LOS ANGELES (AP) – President Barack Obama said in an opening Sunday that nationwide protests following the recent deaths of unarmed black women and men, including George Floyd, were fueled by “decades of anxiety, frustration, unequal treatment and failure to perform police practices.
Obama and his wife Michelle gave speeches at the “Dear Class of 2020” virtual ceremony on YouTube. The duo, along with a wide range of stars including Beyoncé, Lady Gaga and Tom Brady, offered inspirational messages in hopes of raising new graduates.
The former president told graduates that the coronavirus has highlighted a plethora of ongoing problems in the United States.
“In many ways, the pandemic has brought to light problems that have been developing for a very long time,” he continued. “Whether it is the worsening of economic inequality, the lack of basic health care for millions of people, the lingering scourge of bigotry and sexism, or the division or dysfunction that has plagued our system.” Politics.”
Obama added, “As scary and uncertain as these times are, they are also a wake-up call. And they represent an incredible opportunity for your generation. ”
Michelle Obama said the protests underway after Floyd’s death are “the direct result of decades of non-response, prejudice and inequality”. She said she understood those who were “scared or confused, angry, or just overwhelmed” by the events of the past few months.
“In the past few months, our foundation has been shaken,” she said. “Not only through a pandemic that has robbed too many of our loved ones, disrupted our daily lives and sent tens of millions of people out of work, but also by the rumble of the centuries-old faults on which our country was built, race lines and the power that is now once again so naked so that we can all deal with it. “
Beyoncé gave a moving 10-minute speech to the graduates. She talked about the recent protests and shared her secrets for success and the importance of ownership.
“You realize things that your parents and grandparents could never have imagined for themselves,” she said. “You are the answer to a generation of prayers. “
Beyoncé advised graduates to believe in them as she did when the singer started her own business a decade ago. She said creating your own path was a challenge in an entertainment business that is still “very sexist” and “male dominated”. The singer also said the protests have already had an impact.
“Look at what you have been able to do in the past 14 days,” she said. “We have seen the power of the collective. We have seen what happens when we join the same cause. Please continue to be the voice of the voiceless. “
The four-hour ceremony has been filmed in the past few weeks, but Lady Gaga has decided to re-record her message. Her initial speech addressed the effect of COVID-19 on this year’s promotion, but she wanted to talk more about the death of Floyd, the Black Lives Matter movement and racism in America.
“Although my initial opening speech is not directly related to what this country needs most at the moment, I want to tell you today that while there is reason to be sad, there is also has a lot to celebrate, ”she said. “You are looking at what is a pivotal moment in the evolution of this country. … Change will happen and it will be for the better. “
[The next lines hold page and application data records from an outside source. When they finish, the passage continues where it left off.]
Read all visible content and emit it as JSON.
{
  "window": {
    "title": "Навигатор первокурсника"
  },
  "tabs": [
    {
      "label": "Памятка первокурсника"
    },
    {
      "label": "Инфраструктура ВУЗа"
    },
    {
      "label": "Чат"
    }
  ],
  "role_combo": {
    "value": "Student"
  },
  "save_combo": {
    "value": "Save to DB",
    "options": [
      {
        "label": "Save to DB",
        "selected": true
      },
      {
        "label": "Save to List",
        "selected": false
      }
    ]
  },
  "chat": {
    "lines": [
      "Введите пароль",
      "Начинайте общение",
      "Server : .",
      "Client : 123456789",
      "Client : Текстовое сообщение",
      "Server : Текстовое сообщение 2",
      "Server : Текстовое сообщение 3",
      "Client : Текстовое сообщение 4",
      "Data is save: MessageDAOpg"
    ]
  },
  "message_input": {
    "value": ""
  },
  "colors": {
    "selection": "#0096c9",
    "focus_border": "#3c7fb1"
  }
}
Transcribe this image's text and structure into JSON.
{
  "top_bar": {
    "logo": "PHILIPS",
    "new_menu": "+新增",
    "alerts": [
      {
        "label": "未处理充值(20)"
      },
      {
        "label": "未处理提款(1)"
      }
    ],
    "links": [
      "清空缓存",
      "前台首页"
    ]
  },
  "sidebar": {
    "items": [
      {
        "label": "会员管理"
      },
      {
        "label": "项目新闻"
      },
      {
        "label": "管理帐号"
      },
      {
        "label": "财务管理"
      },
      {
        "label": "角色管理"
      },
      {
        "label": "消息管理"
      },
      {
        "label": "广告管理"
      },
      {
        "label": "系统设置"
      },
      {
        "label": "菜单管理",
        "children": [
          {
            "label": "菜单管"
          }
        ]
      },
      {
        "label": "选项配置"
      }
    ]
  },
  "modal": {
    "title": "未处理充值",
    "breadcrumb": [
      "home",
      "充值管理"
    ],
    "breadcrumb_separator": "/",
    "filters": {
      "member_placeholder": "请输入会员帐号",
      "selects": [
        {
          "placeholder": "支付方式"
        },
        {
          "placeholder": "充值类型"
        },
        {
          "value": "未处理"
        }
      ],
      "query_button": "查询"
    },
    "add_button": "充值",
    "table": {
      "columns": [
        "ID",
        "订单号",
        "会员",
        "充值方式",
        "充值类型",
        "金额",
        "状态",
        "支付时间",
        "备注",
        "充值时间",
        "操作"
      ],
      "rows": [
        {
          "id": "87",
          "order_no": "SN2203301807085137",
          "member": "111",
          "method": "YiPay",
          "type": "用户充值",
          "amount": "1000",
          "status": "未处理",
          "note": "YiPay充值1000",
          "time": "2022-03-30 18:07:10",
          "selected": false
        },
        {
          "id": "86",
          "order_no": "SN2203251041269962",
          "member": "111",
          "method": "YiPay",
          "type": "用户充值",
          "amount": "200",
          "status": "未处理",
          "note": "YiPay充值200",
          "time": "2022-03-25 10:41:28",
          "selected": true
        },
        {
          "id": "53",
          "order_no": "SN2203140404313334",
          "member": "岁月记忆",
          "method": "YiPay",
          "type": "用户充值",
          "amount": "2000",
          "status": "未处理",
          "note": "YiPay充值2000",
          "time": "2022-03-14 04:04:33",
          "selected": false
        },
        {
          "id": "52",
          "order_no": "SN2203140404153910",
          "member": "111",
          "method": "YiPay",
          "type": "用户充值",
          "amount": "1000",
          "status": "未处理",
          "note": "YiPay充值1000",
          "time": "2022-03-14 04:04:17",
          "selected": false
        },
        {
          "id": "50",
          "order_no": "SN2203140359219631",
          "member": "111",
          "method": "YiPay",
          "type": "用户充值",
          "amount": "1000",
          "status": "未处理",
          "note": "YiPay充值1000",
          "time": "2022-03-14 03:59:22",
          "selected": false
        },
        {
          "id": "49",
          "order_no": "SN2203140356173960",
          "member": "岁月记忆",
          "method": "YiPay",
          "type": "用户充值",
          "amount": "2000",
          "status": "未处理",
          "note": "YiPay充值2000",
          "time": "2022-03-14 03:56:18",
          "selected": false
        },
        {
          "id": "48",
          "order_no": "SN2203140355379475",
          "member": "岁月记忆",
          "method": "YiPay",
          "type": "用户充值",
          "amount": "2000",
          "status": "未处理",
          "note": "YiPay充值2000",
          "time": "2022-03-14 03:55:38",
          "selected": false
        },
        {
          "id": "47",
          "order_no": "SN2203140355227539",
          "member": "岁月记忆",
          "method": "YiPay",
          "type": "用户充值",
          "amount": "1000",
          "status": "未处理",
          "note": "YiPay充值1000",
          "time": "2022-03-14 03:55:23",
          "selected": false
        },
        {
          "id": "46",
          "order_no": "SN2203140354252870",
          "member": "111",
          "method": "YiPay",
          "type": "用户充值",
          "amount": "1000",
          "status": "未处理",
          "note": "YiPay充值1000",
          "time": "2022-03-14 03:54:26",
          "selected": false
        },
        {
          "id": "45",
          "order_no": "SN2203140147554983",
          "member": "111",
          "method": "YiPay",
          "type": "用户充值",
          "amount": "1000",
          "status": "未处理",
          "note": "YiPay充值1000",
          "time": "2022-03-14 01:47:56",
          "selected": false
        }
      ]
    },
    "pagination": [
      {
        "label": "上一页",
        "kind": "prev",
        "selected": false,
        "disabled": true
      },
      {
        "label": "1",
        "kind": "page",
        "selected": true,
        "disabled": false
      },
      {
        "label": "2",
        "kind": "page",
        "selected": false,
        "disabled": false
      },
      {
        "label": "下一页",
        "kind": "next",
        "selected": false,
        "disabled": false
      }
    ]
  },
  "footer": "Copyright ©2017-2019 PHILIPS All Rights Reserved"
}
Taylor Swift said her high school diploma was not what she expected. The singer told how she was on tour and unable to attend her own ceremony.
“I know it’s not the kind of diploma you thought you had,” she said. “I ended up receiving my diploma in the mail. … It wasn’t exactly what I imagined. ”
Lizzo started the ceremony with a catchy performance. While brandishing her flute, singer “Truth Hurts” performed the classic “Pomp and Circumstance” before congratulating the graduates as the New York Philharmonic accompanied him.
Several music artists from Cynthia Erivo, Camila Cabello, Chris Martin from Coldplay, Ty Dolla $ ign, Khalid and others collaborated to sing a rendition of “Beautiful Day” by U2. Katy Perry led the graduates in the ceremonial acorn ride at the end of the early celebration.